WHAT IS REQUIRED >>
Report back each line of the records that contains the string "ByLayer".

Stored data >>
· · ·
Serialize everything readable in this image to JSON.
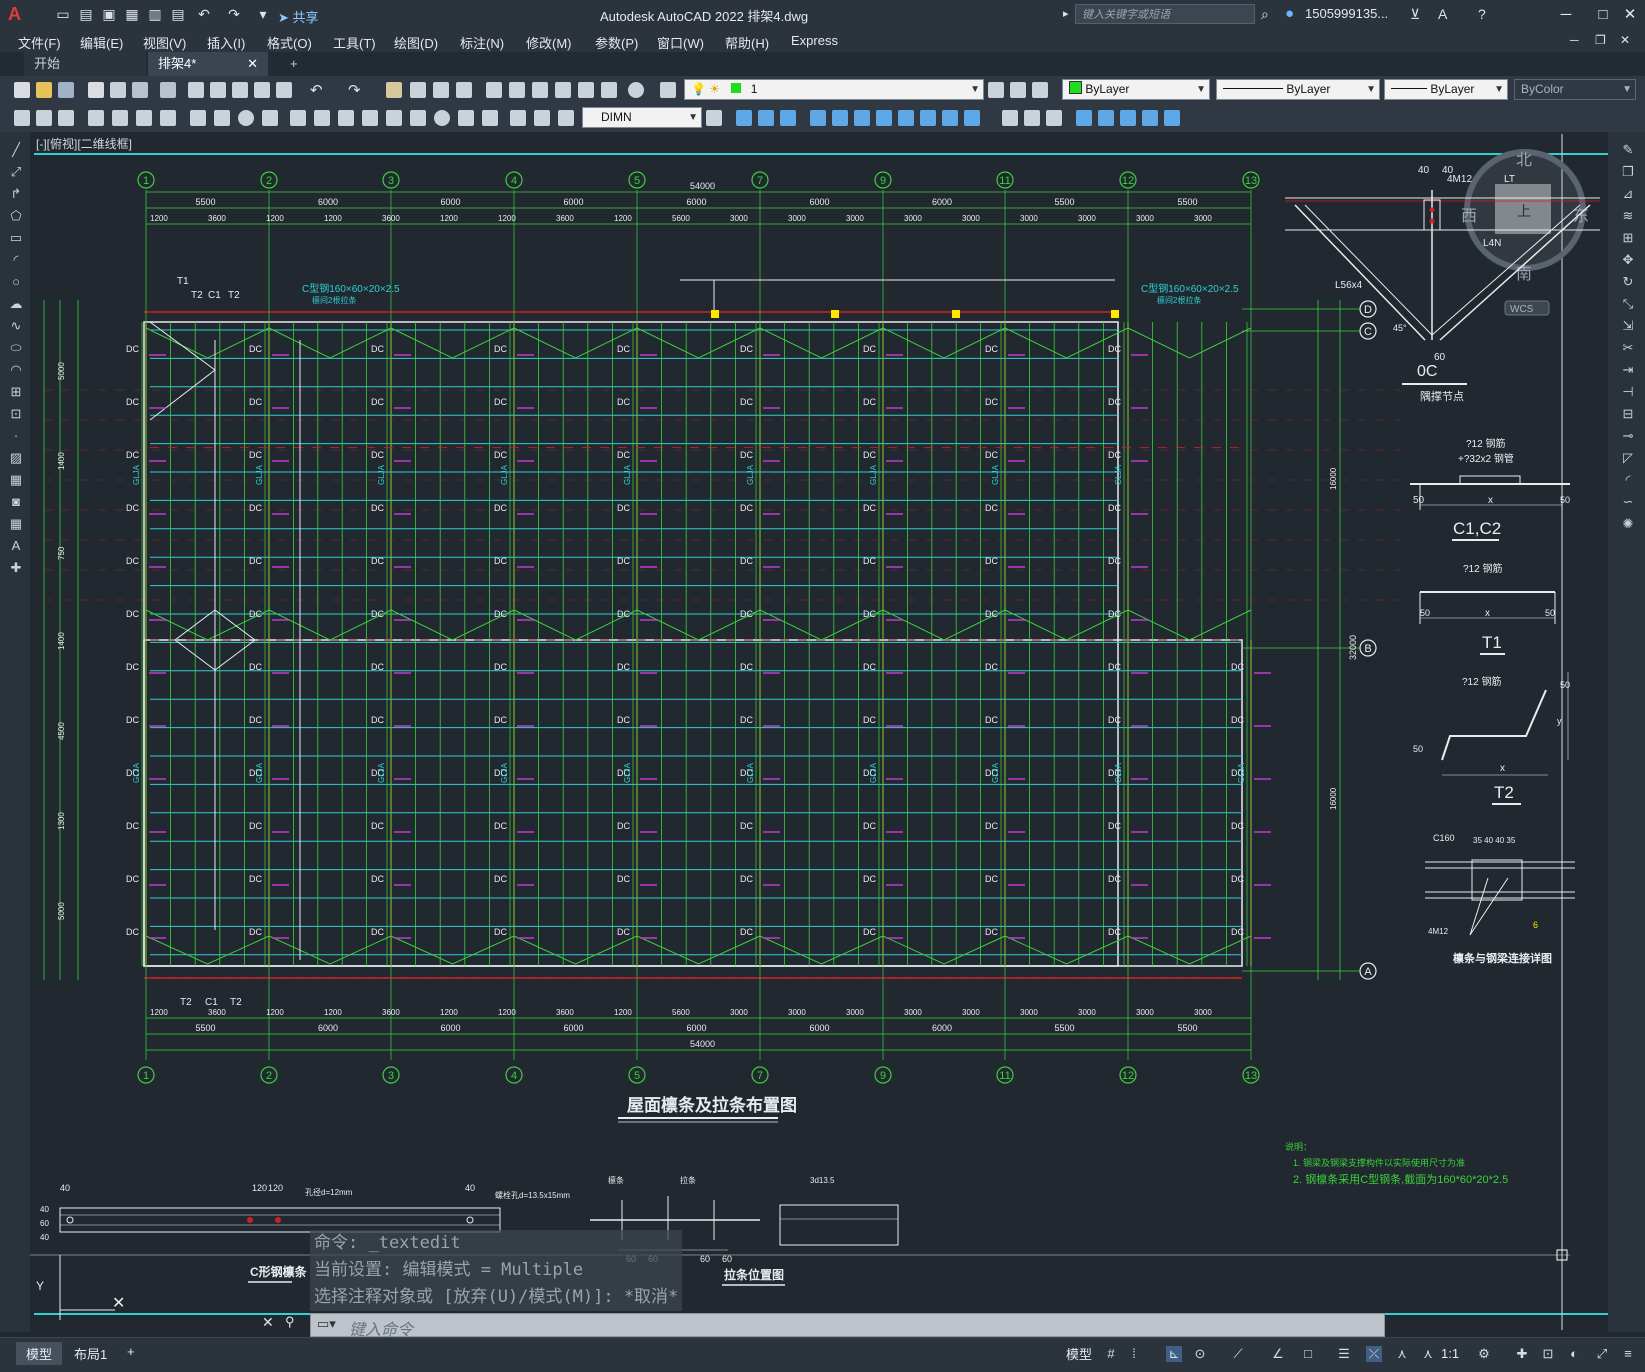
{
  "app": {
    "title": "Autodesk AutoCAD 2022    排架4.dwg",
    "search_placeholder": "键入关键字或短语",
    "user": "1505999135...",
    "share_label": "共享"
  },
  "menu": [
    "文件(F)",
    "编辑(E)",
    "视图(V)",
    "插入(I)",
    "格式(O)",
    "工具(T)",
    "绘图(D)",
    "标注(N)",
    "修改(M)",
    "参数(P)",
    "窗口(W)",
    "帮助(H)",
    "Express"
  ],
  "tabs": [
    {
      "label": "开始"
    },
    {
      "label": "排架4*"
    }
  ],
  "toolbar": {
    "layer_value": "1",
    "color_value": "ByLayer",
    "linetype_value": "ByLayer",
    "lineweight_value": "ByLayer",
    "plotstyle_value": "ByColor",
    "dimstyle_value": "DIMN"
  },
  "view_label": "[-][俯视][二维线框]",
  "drawing": {
    "main_title": "屋面檩条及拉条布置图",
    "grid_cols": [
      "1",
      "2",
      "3",
      "4",
      "5",
      "7",
      "9",
      "11",
      "12",
      "13"
    ],
    "grid_rows": [
      "D",
      "C",
      "B",
      "A"
    ],
    "total_dim": "54000",
    "top_dims": [
      "5500",
      "6000",
      "6000",
      "6000",
      "6000",
      "6000",
      "6000",
      "5500",
      "5500"
    ],
    "bottom_dims": [
      "5500",
      "6000",
      "6000",
      "6000",
      "6000",
      "6000",
      "6000",
      "5500",
      "5500"
    ],
    "sub_dims": [
      "1200",
      "3600",
      "1200",
      "1200",
      "3600",
      "1200",
      "1200",
      "3600",
      "1200",
      "5600",
      "3000",
      "3000",
      "3000",
      "3000",
      "3000",
      "3000",
      "3000",
      "3000",
      "3000"
    ],
    "left_dims": [
      "5000",
      "1400",
      "750",
      "1400",
      "4500",
      "1300",
      "5000"
    ],
    "right_total": "32000",
    "right_half": "16000",
    "purlin_label_left": "C型钢160×60×20×2.5",
    "purlin_label_left_sub": "檩间2根拉条",
    "purlin_label_right": "C型钢160×60×20×2.5",
    "purlin_label_right_sub": "檩间2根拉条",
    "member_labels": [
      "T1",
      "T2",
      "C1",
      "C2",
      "DC",
      "GLJA"
    ],
    "details": [
      {
        "title": "0C",
        "subtitle": "隅撑节点",
        "labels": [
          "40",
          "40",
          "4M12",
          "LT",
          "L56x4",
          "L4N",
          "45°",
          "60"
        ]
      },
      {
        "title": "C1,C2",
        "labels": [
          "?12 钢筋",
          "+?32x2 钢管",
          "50",
          "x",
          "50"
        ]
      },
      {
        "title": "T1",
        "labels": [
          "?12 钢筋",
          "50",
          "x",
          "50"
        ]
      },
      {
        "title": "T2",
        "labels": [
          "?12 钢筋",
          "50",
          "x",
          "50",
          "y"
        ]
      },
      {
        "title": "檩条与钢梁连接详图",
        "labels": [
          "C160",
          "35 40 40 35",
          "4M12",
          "6"
        ]
      }
    ],
    "notes_title": "说明：",
    "notes": [
      "1. 钢梁及钢梁支撑构件以实际使用尺寸为准",
      "2. 钢檩条采用C型钢条,截面为160*60*20*2.5"
    ],
    "bottom_details": [
      {
        "title": "C形钢檩条",
        "labels": [
          "40",
          "120",
          "120",
          "孔径d=12mm",
          "40",
          "螺栓孔d=13.5x15mm",
          "40",
          "60",
          "40"
        ]
      },
      {
        "title": "拉条位置图",
        "labels": [
          "檩条",
          "拉条",
          "60",
          "60",
          "60",
          "60",
          "3d13.5"
        ]
      }
    ],
    "compass": {
      "north": "北",
      "south": "南",
      "east": "东",
      "west": "西",
      "top": "上",
      "wcs": "WCS"
    }
  },
  "command": {
    "history": [
      "命令: _textedit",
      "当前设置: 编辑模式 = Multiple",
      "选择注释对象或 [放弃(U)/模式(M)]: *取消*"
    ],
    "placeholder": "键入命令"
  },
  "status": {
    "tabs": [
      "模型",
      "布局1"
    ],
    "mode": "模型",
    "scale": "1:1"
  },
  "colors": {
    "background": "#212830",
    "grid_green": "#3bd13b",
    "purlin_cyan": "#2fd0d0",
    "axis_red": "#d42020",
    "white": "#e9ecef",
    "marker_yellow": "#ffe600"
  }
}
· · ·
ANSWER AREA >>
    "color_value": "ByLayer",
    "linetype_value": "ByLayer",
    "lineweight_value": "ByLayer",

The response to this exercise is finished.